▶ Assignment
Repeat each record word for word. Leave nothing out.

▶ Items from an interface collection
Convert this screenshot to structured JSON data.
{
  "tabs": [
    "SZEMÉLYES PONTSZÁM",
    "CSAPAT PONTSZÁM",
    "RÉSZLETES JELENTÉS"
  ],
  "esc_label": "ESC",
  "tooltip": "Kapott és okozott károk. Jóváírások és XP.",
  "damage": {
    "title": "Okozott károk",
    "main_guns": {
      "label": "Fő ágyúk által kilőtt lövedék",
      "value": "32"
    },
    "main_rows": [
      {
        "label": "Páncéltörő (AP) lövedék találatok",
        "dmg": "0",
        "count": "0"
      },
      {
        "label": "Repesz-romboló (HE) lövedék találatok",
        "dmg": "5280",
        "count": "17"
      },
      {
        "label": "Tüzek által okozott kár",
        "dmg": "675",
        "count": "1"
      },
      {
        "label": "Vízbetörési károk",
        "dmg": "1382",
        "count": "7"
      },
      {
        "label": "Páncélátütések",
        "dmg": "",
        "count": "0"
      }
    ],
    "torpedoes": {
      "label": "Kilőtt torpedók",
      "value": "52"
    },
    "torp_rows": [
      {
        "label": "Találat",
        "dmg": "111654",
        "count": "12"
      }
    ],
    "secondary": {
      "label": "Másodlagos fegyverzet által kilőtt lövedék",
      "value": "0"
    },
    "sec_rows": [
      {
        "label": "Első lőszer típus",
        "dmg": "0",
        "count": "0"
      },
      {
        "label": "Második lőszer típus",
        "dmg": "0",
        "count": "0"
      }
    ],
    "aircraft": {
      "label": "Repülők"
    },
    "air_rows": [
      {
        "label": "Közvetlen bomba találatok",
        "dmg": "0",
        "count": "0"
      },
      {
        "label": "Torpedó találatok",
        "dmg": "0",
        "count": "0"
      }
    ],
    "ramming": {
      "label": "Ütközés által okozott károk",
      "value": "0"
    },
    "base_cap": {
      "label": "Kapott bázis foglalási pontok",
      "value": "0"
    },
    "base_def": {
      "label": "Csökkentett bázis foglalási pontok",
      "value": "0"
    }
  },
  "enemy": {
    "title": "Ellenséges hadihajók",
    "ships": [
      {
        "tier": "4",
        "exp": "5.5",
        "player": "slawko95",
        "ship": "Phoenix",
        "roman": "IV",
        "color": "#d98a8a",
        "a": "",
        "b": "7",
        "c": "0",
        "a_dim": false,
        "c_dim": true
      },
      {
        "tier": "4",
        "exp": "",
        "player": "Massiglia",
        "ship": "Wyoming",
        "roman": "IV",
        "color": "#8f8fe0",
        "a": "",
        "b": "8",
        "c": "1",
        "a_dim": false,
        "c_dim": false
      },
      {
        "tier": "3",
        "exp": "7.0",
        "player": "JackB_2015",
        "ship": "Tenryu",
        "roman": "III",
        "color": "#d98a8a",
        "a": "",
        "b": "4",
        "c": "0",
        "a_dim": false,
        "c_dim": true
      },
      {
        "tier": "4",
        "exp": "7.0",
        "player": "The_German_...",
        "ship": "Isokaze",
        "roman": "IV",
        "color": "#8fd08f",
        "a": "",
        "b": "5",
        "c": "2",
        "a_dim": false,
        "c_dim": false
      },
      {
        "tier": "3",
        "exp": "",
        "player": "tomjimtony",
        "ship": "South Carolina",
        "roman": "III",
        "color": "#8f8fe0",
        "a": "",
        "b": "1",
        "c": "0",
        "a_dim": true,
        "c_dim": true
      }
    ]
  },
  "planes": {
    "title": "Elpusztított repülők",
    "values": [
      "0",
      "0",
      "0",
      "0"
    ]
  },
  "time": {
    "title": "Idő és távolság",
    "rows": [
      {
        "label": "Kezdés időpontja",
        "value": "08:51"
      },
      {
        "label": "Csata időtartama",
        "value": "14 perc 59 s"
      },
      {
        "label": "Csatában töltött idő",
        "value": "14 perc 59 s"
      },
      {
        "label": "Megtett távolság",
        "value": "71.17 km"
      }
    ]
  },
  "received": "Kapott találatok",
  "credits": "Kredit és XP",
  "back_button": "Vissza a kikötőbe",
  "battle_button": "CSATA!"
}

▶ Solution for this task
Convert this screenshot to structured JSON data.
{
  "tabs": [
    "SZEMÉLYES PONTSZÁM",
    "CSAPAT PONTSZÁM",
    "RÉSZLETES JELENTÉS"
  ],
  "esc_label": "ESC",
  "tooltip": "Kapott és okozott károk. Jóváírások és XP.",
  "damage": {
    "title": "Okozott károk",
    "main_guns": {
      "label": "Fő ágyúk által kilőtt lövedék",
      "value": "32"
    },
    "main_rows": [
      {
        "label": "Páncéltörő (AP) lövedék találatok",
        "dmg": "0",
        "count": "0"
      },
      {
        "label": "Repesz-romboló (HE) lövedék találatok",
        "dmg": "5280",
        "count": "17"
      },
      {
        "label": "Tüzek által okozott kár",
        "dmg": "675",
        "count": "1"
      },
      {
        "label": "Vízbetörési károk",
        "dmg": "1382",
        "count": "7"
      },
      {
        "label": "Páncélátütések",
        "dmg": "",
        "count": "0"
      }
    ],
    "torpedoes": {
      "label": "Kilőtt torpedók",
      "value": "52"
    },
    "torp_rows": [
      {
        "label": "Találat",
        "dmg": "111654",
        "count": "12"
      }
    ],
    "secondary": {
      "label": "Másodlagos fegyverzet által kilőtt lövedék",
      "value": "0"
    },
    "sec_rows": [
      {
        "label": "Első lőszer típus",
        "dmg": "0",
        "count": "0"
      },
      {
        "label": "Második lőszer típus",
        "dmg": "0",
        "count": "0"
      }
    ],
    "aircraft": {
      "label": "Repülők"
    },
    "air_rows": [
      {
        "label": "Közvetlen bomba találatok",
        "dmg": "0",
        "count": "0"
      },
      {
        "label": "Torpedó találatok",
        "dmg": "0",
        "count": "0"
      }
    ],
    "ramming": {
      "label": "Ütközés által okozott károk",
      "value": "0"
    },
    "base_cap": {
      "label": "Kapott bázis foglalási pontok",
      "value": "0"
    },
    "base_def": {
      "label": "Csökkentett bázis foglalási pontok",
      "value": "0"
    }
  },
  "enemy": {
    "title": "Ellenséges hadihajók",
    "ships": [
      {
        "tier": "4",
        "exp": "5.5",
        "player": "slawko95",
        "ship": "Phoenix",
        "roman": "IV",
        "color": "#d98a8a",
        "a": "",
        "b": "7",
        "c": "0",
        "a_dim": false,
        "c_dim": true
      },
      {
        "tier": "4",
        "exp": "",
        "player": "Massiglia",
        "ship": "Wyoming",
        "roman": "IV",
        "color": "#8f8fe0",
        "a": "",
        "b": "8",
        "c": "1",
        "a_dim": false,
        "c_dim": false
      },
      {
        "tier": "3",
        "exp": "7.0",
        "player": "JackB_2015",
        "ship": "Tenryu",
        "roman": "III",
        "color": "#d98a8a",
        "a": "",
        "b": "4",
        "c": "0",
        "a_dim": false,
        "c_dim": true
      },
      {
        "tier": "4",
        "exp": "7.0",
        "player": "The_German_...",
        "ship": "Isokaze",
        "roman": "IV",
        "color": "#8fd08f",
        "a": "",
        "b": "5",
        "c": "2",
        "a_dim": false,
        "c_dim": false
      },
      {
        "tier": "3",
        "exp": "",
        "player": "tomjimtony",
        "ship": "South Carolina",
        "roman": "III",
        "color": "#8f8fe0",
        "a": "",
        "b": "1",
        "c": "0",
        "a_dim": true,
        "c_dim": true
      }
    ]
  },
  "planes": {
    "title": "Elpusztított repülők",
    "values": [
      "0",
      "0",
      "0",
      "0"
    ]
  },
  "time": {
    "title": "Idő és távolság",
    "rows": [
      {
        "label": "Kezdés időpontja",
        "value": "08:51"
      },
      {
        "label": "Csata időtartama",
        "value": "14 perc 59 s"
      },
      {
        "label": "Csatában töltött idő",
        "value": "14 perc 59 s"
      },
      {
        "label": "Megtett távolság",
        "value": "71.17 km"
      }
    ]
  },
  "received": "Kapott találatok",
  "credits": "Kredit és XP",
  "back_button": "Vissza a kikötőbe",
  "battle_button": "CSATA!"
}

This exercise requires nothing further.